→ **Exercise directions**:
Print the data exactly as it appears, keeping every word.

Stored items from a collection
########

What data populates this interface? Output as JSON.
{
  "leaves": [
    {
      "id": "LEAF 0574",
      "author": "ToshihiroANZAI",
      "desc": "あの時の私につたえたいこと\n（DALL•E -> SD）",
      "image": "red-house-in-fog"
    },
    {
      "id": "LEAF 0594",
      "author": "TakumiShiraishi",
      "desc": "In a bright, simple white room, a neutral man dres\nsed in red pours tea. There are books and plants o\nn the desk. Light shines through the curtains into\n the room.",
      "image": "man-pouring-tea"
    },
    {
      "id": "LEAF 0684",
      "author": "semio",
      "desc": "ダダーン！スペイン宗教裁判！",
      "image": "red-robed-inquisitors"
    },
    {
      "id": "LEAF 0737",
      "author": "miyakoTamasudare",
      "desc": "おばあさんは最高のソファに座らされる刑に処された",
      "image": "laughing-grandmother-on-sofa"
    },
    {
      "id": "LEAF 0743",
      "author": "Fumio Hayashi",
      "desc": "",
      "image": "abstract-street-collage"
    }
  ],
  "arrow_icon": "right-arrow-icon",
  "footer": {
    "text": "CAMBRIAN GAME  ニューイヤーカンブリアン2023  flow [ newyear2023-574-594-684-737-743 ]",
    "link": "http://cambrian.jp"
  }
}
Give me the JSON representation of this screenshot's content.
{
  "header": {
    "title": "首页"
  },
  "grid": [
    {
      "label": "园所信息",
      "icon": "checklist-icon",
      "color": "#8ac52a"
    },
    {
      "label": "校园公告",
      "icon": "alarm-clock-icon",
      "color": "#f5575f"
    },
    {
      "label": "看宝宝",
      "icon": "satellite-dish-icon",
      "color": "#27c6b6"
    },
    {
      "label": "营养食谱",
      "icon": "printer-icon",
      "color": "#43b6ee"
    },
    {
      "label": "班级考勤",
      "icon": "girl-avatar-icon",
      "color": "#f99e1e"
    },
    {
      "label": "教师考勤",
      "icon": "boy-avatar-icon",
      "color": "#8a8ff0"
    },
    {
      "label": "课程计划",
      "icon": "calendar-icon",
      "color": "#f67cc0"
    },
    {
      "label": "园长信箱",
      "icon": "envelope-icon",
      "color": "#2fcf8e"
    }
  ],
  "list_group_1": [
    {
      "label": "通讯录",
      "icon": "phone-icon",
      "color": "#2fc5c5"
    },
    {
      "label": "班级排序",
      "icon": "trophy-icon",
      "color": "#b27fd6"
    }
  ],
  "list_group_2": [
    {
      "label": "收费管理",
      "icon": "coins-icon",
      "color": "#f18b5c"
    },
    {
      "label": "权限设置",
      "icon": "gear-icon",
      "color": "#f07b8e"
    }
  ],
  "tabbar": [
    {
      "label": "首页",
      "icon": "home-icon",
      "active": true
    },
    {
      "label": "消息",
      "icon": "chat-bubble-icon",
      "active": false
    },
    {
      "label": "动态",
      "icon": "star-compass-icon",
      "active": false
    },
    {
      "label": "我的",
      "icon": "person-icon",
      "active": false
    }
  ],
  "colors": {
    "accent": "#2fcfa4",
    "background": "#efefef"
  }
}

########

→ **Response**:
What data populates this interface? Output as JSON.
{
  "leaves": [
    {
      "id": "LEAF 0574",
      "author": "ToshihiroANZAI",
      "desc": "あの時の私につたえたいこと\n（DALL•E -> SD）",
      "image": "red-house-in-fog"
    },
    {
      "id": "LEAF 0594",
      "author": "TakumiShiraishi",
      "desc": "In a bright, simple white room, a neutral man dres\nsed in red pours tea. There are books and plants o\nn the desk. Light shines through the curtains into\n the room.",
      "image": "man-pouring-tea"
    },
    {
      "id": "LEAF 0684",
      "author": "semio",
      "desc": "ダダーン！スペイン宗教裁判！",
      "image": "red-robed-inquisitors"
    },
    {
      "id": "LEAF 0737",
      "author": "miyakoTamasudare",
      "desc": "おばあさんは最高のソファに座らされる刑に処された",
      "image": "laughing-grandmother-on-sofa"
    },
    {
      "id": "LEAF 0743",
      "author": "Fumio Hayashi",
      "desc": "",
      "image": "abstract-street-collage"
    }
  ],
  "arrow_icon": "right-arrow-icon",
  "footer": {
    "text": "CAMBRIAN GAME  ニューイヤーカンブリアン2023  flow [ newyear2023-574-594-684-737-743 ]",
    "link": "http://cambrian.jp"
  }
}
Give me the JSON representation of this screenshot's content.
{
  "header": {
    "title": "首页"
  },
  "grid": [
    {
      "label": "园所信息",
      "icon": "checklist-icon",
      "color": "#8ac52a"
    },
    {
      "label": "校园公告",
      "icon": "alarm-clock-icon",
      "color": "#f5575f"
    },
    {
      "label": "看宝宝",
      "icon": "satellite-dish-icon",
      "color": "#27c6b6"
    },
    {
      "label": "营养食谱",
      "icon": "printer-icon",
      "color": "#43b6ee"
    },
    {
      "label": "班级考勤",
      "icon": "girl-avatar-icon",
      "color": "#f99e1e"
    },
    {
      "label": "教师考勤",
      "icon": "boy-avatar-icon",
      "color": "#8a8ff0"
    },
    {
      "label": "课程计划",
      "icon": "calendar-icon",
      "color": "#f67cc0"
    },
    {
      "label": "园长信箱",
      "icon": "envelope-icon",
      "color": "#2fcf8e"
    }
  ],
  "list_group_1": [
    {
      "label": "通讯录",
      "icon": "phone-icon",
      "color": "#2fc5c5"
    },
    {
      "label": "班级排序",
      "icon": "trophy-icon",
      "color": "#b27fd6"
    }
  ],
  "list_group_2": [
    {
      "label": "收费管理",
      "icon": "coins-icon",
      "color": "#f18b5c"
    },
    {
      "label": "权限设置",
      "icon": "gear-icon",
      "color": "#f07b8e"
    }
  ],
  "tabbar": [
    {
      "label": "首页",
      "icon": "home-icon",
      "active": true
    },
    {
      "label": "消息",
      "icon": "chat-bubble-icon",
      "active": false
    },
    {
      "label": "动态",
      "icon": "star-compass-icon",
      "active": false
    },
    {
      "label": "我的",
      "icon": "person-icon",
      "active": false
    }
  ],
  "colors": {
    "accent": "#2fcfa4",
    "background": "#efefef"
  }
}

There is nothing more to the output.